**ACTIVITY**:
Report each line of the records below that holds the word "dates".

**Records from a collection**:
+++

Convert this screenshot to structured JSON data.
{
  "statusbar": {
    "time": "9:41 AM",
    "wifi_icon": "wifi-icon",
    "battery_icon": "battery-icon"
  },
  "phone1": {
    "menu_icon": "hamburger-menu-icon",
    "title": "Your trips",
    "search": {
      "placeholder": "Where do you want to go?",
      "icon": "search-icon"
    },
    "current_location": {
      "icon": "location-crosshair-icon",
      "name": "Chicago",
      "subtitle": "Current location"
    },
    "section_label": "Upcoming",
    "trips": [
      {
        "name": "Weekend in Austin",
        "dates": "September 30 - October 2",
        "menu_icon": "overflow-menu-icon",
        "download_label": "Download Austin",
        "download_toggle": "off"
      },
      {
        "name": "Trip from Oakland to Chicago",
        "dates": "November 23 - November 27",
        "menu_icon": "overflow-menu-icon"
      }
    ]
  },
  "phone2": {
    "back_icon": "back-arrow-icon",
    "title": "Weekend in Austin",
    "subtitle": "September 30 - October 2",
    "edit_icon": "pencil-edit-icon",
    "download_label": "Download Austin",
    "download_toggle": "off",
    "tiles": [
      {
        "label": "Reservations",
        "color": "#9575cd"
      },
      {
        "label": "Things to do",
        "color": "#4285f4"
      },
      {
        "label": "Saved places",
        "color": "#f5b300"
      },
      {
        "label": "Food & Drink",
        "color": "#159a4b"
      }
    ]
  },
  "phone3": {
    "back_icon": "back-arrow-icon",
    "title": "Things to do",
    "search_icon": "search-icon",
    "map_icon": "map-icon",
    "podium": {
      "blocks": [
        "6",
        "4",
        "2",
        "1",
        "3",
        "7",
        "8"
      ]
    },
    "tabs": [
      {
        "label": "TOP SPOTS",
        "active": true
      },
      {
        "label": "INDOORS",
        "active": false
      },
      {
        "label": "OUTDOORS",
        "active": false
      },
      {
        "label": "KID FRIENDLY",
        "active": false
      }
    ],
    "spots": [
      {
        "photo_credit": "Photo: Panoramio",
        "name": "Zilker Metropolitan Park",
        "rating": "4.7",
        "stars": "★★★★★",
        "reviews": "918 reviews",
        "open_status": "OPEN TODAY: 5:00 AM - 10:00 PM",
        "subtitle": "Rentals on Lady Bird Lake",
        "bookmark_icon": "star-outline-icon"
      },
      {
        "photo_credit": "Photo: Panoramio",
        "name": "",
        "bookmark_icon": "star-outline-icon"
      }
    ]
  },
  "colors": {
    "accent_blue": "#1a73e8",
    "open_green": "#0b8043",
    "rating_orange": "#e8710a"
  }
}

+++

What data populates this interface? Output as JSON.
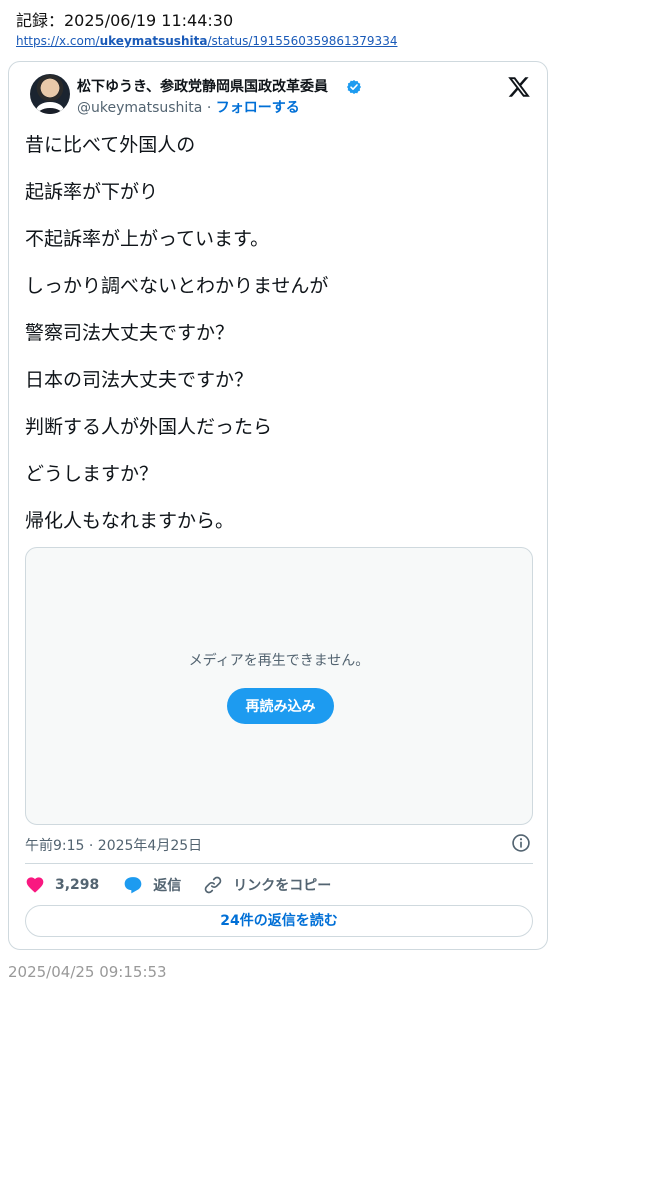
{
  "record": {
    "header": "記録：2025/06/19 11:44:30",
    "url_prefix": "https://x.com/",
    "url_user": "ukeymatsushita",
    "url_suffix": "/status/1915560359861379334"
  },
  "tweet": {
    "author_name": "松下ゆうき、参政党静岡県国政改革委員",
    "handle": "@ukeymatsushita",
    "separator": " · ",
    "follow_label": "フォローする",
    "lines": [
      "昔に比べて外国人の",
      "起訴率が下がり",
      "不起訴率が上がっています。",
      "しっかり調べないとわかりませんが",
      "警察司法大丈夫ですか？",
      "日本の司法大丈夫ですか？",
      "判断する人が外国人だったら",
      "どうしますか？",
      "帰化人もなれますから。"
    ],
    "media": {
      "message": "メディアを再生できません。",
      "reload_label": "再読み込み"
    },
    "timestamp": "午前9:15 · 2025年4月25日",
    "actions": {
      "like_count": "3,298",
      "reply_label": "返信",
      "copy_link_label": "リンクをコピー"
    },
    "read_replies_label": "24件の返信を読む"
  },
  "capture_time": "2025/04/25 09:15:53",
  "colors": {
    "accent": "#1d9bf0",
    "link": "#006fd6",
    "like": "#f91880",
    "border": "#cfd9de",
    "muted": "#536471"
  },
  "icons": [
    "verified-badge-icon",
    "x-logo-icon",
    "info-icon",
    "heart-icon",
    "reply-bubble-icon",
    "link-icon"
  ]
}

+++

**OUTPUT FOR THIS EXERCISE**:
        "dates": "September 30 - October 2",
        "dates": "November 23 - November 27",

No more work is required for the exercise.